The sunrise that is Ted Lasso

In the years ‘B.C.’ I would commute to work by train, usually minding my own business just like my fellow travellers, either pretending to be asleep or scrolling through some app or another. But once in a blue moon I would see a sunrise so beautiful that I would tap on the knee of whoever was sitting opposite me (pretending to be asleep or scrolling through some app or another, or maybe even reading an old-fashioned newspaper) and point outside.

For a brief moment we would both look in awe at the spectacular reds, yellows and oranges, and sometimes even purples that filled the sky, before returning to our routines. These days I commute to work by walking from my breakfast table to my home office – often missing the sunrise altogether. But I am tapping on your knee, pointing to the must-see series that is Ted Lasso.

I am going to do my best and avoid spoilers, but I can point out why I (and many others, including the committee that nominated Ted Lasso for 20 Emmy awards) find myself literally cheering in front of the telly at least once every episode. It is THAT good.

Yes, the narrative of an American football coach coming to London to coach a Premier League football team is lovely: optimistic, funny, kind, and sometimes properly tear jerking. The characters are all extremely likable, and layered. The show uses great songs and the editing deserves a chef’s kiss. But I want to talk about the references!

Yes! Yes! Yes!

If I ever see a Ted Lasso script, I’m hoping it will be structured like an academic paper, using superscript, and adding footnotes for every reference. They’d include Richard Curtis, Nora Ephron (et al.). In Season 2, episode 5 Ted (played by SNL’s Jason Sudeikis) only needs 16 seconds to quote When Harry met Sally, Jerry Maguire and Notting Hill. Channelling Meg Ryan’s Sally: Yes! Yes! Yes! And it all makes sense too!
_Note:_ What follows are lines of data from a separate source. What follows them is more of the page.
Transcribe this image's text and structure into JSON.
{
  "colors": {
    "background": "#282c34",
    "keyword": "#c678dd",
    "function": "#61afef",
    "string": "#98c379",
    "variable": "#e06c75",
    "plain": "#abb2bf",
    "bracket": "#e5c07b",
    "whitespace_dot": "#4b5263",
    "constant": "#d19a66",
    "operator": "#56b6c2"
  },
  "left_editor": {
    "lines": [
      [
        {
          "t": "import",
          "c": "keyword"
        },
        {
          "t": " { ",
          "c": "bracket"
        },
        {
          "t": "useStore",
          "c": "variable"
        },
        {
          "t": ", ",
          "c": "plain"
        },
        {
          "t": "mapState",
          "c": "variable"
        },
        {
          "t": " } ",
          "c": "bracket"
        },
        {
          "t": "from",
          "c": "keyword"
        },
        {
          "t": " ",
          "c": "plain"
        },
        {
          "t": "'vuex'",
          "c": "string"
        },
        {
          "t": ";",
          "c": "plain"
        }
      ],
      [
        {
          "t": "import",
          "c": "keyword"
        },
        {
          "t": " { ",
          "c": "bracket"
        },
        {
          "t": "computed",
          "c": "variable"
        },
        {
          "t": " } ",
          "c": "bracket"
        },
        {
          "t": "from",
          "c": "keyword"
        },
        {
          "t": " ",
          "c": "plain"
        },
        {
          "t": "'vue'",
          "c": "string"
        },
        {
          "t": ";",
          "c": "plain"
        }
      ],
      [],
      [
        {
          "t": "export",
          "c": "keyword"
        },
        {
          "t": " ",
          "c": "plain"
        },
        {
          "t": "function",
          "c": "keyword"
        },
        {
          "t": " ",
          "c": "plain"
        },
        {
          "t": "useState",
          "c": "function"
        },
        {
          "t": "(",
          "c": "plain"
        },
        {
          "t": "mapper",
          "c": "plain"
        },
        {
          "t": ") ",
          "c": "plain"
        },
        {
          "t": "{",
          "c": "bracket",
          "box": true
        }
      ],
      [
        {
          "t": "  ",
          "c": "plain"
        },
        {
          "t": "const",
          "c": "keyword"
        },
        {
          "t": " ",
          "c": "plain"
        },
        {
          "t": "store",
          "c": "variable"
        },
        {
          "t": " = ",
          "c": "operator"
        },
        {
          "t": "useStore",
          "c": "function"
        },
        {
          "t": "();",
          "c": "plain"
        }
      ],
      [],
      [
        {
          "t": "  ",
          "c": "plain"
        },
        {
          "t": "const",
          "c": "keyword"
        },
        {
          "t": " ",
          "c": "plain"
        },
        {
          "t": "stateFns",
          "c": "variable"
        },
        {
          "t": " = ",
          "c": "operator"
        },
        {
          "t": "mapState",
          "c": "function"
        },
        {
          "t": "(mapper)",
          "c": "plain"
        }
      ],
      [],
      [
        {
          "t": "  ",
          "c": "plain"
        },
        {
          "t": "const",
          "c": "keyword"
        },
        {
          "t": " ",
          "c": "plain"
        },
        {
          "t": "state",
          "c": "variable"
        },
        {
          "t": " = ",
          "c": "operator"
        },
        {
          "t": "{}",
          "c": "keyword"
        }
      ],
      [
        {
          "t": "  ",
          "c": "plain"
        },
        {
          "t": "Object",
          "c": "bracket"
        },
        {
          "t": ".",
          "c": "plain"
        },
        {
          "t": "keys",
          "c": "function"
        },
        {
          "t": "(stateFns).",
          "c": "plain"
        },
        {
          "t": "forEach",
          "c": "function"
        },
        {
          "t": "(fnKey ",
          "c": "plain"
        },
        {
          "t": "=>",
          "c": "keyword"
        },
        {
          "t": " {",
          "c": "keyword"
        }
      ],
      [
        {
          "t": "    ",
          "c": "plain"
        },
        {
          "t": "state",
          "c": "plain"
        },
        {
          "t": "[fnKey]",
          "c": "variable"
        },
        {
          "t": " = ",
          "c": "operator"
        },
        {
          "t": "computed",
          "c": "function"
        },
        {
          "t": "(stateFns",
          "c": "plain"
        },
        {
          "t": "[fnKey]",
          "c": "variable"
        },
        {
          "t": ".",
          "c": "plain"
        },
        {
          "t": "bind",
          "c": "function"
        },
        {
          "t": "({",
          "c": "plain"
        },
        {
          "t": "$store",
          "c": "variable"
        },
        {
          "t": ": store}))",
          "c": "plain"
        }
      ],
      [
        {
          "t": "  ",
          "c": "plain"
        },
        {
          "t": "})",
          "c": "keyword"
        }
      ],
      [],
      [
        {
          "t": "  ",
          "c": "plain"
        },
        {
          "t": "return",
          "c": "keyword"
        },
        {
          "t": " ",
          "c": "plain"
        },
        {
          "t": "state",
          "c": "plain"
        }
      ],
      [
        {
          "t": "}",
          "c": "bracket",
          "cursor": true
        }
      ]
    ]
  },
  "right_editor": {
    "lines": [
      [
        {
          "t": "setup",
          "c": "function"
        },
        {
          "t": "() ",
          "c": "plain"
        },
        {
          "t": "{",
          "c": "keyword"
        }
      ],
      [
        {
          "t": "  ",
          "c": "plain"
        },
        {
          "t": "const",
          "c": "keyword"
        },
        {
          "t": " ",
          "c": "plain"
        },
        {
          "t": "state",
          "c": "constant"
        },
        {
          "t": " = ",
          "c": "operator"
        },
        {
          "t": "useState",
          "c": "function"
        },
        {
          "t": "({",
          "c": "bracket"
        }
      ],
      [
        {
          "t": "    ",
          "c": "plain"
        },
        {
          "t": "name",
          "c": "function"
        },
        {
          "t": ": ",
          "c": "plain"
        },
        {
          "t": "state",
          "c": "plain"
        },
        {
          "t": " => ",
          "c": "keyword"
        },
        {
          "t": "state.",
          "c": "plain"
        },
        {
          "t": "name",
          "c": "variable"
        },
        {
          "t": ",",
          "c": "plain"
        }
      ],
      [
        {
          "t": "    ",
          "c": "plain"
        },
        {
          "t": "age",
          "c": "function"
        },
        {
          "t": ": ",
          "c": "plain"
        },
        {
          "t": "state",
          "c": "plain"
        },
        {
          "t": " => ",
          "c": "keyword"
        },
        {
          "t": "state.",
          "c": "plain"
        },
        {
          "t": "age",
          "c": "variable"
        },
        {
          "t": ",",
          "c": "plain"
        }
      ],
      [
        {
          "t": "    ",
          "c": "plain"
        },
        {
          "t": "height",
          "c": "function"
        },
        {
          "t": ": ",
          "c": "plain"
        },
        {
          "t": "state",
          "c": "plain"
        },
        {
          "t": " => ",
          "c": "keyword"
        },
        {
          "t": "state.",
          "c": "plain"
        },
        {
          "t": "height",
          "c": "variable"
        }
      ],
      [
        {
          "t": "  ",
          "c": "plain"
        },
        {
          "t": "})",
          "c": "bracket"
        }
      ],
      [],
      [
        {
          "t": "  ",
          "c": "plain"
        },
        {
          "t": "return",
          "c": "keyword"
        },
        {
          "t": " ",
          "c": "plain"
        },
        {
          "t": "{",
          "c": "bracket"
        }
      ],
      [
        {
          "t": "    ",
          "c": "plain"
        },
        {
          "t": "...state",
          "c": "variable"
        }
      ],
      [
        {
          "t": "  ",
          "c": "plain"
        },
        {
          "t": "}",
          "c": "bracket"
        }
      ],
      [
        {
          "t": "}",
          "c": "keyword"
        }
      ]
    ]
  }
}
Jason Sudeikis, Brendan Hunt (et al.) have created something special. It’s the kind of sunrise that I could watch again and again without getting bored.

The references are sprinkled over such clever writing that I’m not sure where to begin. Dutch subtitles can’t keep up with it, that’s for sure. I completely missed a Gay Talese reference the first time (do read Frank Sinatra Has a Cold if you want to know what Ted is talking about). And it wasn’t until I rewatched the entire first season that I noticed just how well story lines are set up, even across seasons. And it isn’t just dialogue. The way one character actually vomits when another mentions the proud boys (a miniature spoiler there, sorry) is just one example of the many, many subtle ways in which current affairs are woven into this fictional story. I am truly jealous of the writers, especially Brett Goldstein who is both a writer and a cast member (in one of my favourite roles). And of David Elsendoorn, the Dutch actor that joined the cast for the second season.

I am quite sure that I haven’t even seen all references. And it’s probably a stretch, but I’m wondering if any of the writers ever saw the Australian cult hit The Castle. The optimism, greyhounds and moustache reminded me of it.

Jason Sudeikis, Brendan Hunt (et al.) have created something special. Ted Lasso the kind of sunrise that I could watch again and again without getting bored. And I’m sure I’ll continue to tap on some more knees too to make sure people don’t miss it. All I can say to the creators is: Bravo!

Laat wat van je horen

Het e-mailadres wordt niet gepubliceerd. Vereiste velden zijn gemarkeerd met *

Antispamcontrole Time limit is exhausted. Please reload CAPTCHA.

Deze site gebruikt Akismet om spam te verminderen. Bekijk hoe je reactie-gegevens worden verwerkt.